In addition to the short term effects, the refugee issue will have a large impact for decades to come especially that more than 2 million Syrian children are left without an education.
The report also gave a description of the refugees’ condition in their host countries in 2013.
The use of internationally prohibited weapons
Alongside its heavy, light and cold weapons, the Syrian regime did not hesitate to use internationally prohibited weapons as well. Twenty seven attacks have been recorded in which chemical weapons were uses; in some of them, tens of missiles and rockets carrying chemical weapons were used such as in the attack on southern Ghouta on 21 August 2013. In addition, seven attacks in which phosphorous bombs were used have been recorded.
International reports in addition to reports retrieved by SHRC show that many international bodies documented the use of internationally prohibited weapons several times even before the Ghouta chemical attack. However, the lack of political will prevented any serious action from being made, even releasing an international resolution which clearly condemns the parties which have used these weapons.
Violations committed against freedom of the press

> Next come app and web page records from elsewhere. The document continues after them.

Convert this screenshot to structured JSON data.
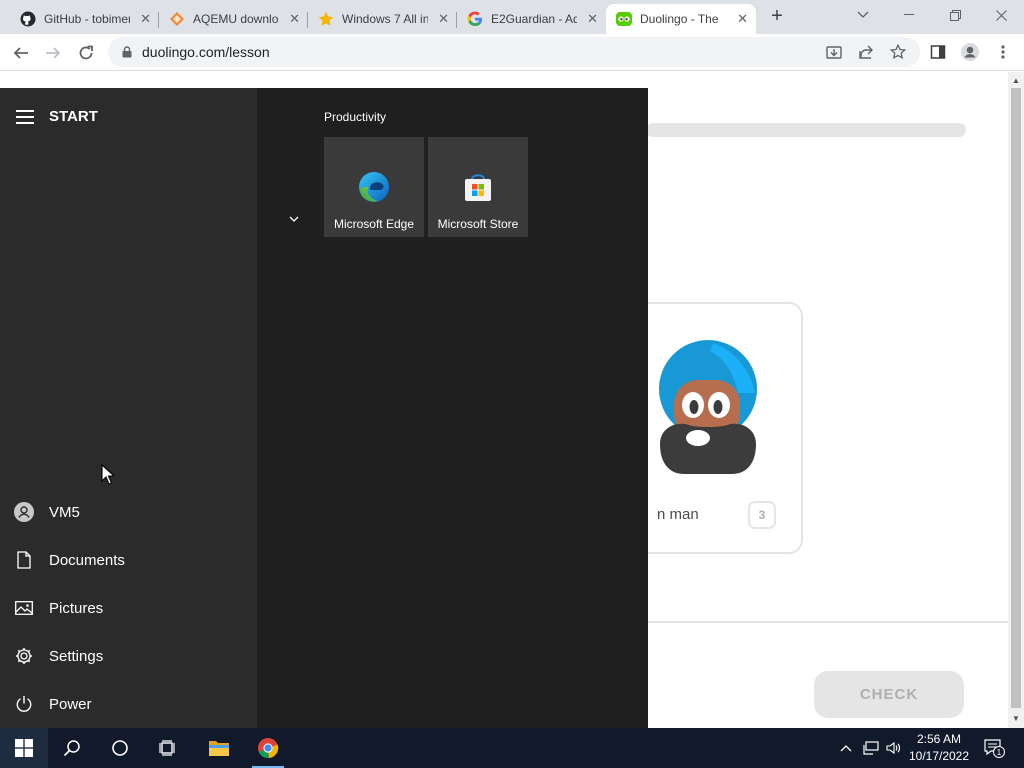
{
  "browser": {
    "tabs": [
      {
        "title": "GitHub - tobimer",
        "icon": "github-icon"
      },
      {
        "title": "AQEMU downloads",
        "icon": "aqemu-icon"
      },
      {
        "title": "Windows 7 All in",
        "icon": "star-icon"
      },
      {
        "title": "E2Guardian - Ad",
        "icon": "google-icon"
      },
      {
        "title": "Duolingo - The",
        "icon": "duolingo-icon",
        "active": true
      }
    ],
    "new_tab": "+",
    "address": "duolingo.com/lesson"
  },
  "lesson": {
    "card_label": "n man",
    "card_number": "3",
    "check_button": "CHECK"
  },
  "start_menu": {
    "header": "START",
    "rail_items": [
      {
        "label": "VM5",
        "icon": "user-avatar-icon"
      },
      {
        "label": "Documents",
        "icon": "document-icon"
      },
      {
        "label": "Pictures",
        "icon": "pictures-icon"
      },
      {
        "label": "Settings",
        "icon": "gear-icon"
      },
      {
        "label": "Power",
        "icon": "power-icon"
      }
    ],
    "group_title": "Productivity",
    "tiles": [
      {
        "label": "Microsoft Edge",
        "icon": "edge-icon"
      },
      {
        "label": "Microsoft Store",
        "icon": "store-icon"
      }
    ]
  },
  "taskbar": {
    "time": "2:56 AM",
    "date": "10/17/2022",
    "notification_count": "1"
  },
  "colors": {
    "start_rail": "#2b2b2b",
    "start_tiles_bg": "#1f1f1f",
    "tile_bg": "#3a3a3a",
    "taskbar": "#101a2a",
    "duolingo_blue": "#1cb0f6",
    "check_disabled": "#e5e5e5"
  }
}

The year 2013 is considered a sad year for freedom of the press in Syria due to the large number of violations committed by the regime on the one hand, and the Islamic State of Iraq and Sham (ISIS) on the other. This year 57 reporters and citizen journalists, three of which were foreign, were killed while 43 journalists, 9 of which were foreign, were kidnapped.
Violations committed against houses of worship
Similarly to the situation in 2011 and 2012, the Syrian regime continued to target houses of worship such as mosques and churches in 2013.The Syrian Human Rights Committee (SHRC) was able to document 319 incidents in which mosques were targeted and 18 incidents in which churches were targeted in 2013. Among these, 2 churches and one mosque were targeted by the Islamic State of Iraq and Sham (ISIS).
Neither the Syrian government nor any of its official state-owned media have given any response or attention to the targeting of mosques. This excludes incidents involving the main mosques such as the targeting of the minaret of the Umayyad Mosque of Aleppo, the targeting of the minaret of Omari Mosque in Daraa and the destruction of Khalid ibn al-Walid’s tomb. The regime accused the opposition of committing these violations.
The targeting of historical and archaeological sites
Similarly to the previous two years, in 2013 the targeting of historical and archaeological sites in Syria continued. These sites were destroyed and burned as a result of the on-going arbitrary shelling by the regime. In addition, these sites have been used by the regime’s forces as military centres.
Furthermore, many gangs have emerged and have managed to loot a number of Syrian artefacts and excavate a number of archaeological sites. In 2013, many stolen Syrian artefacts were confiscated in neighbouring countries.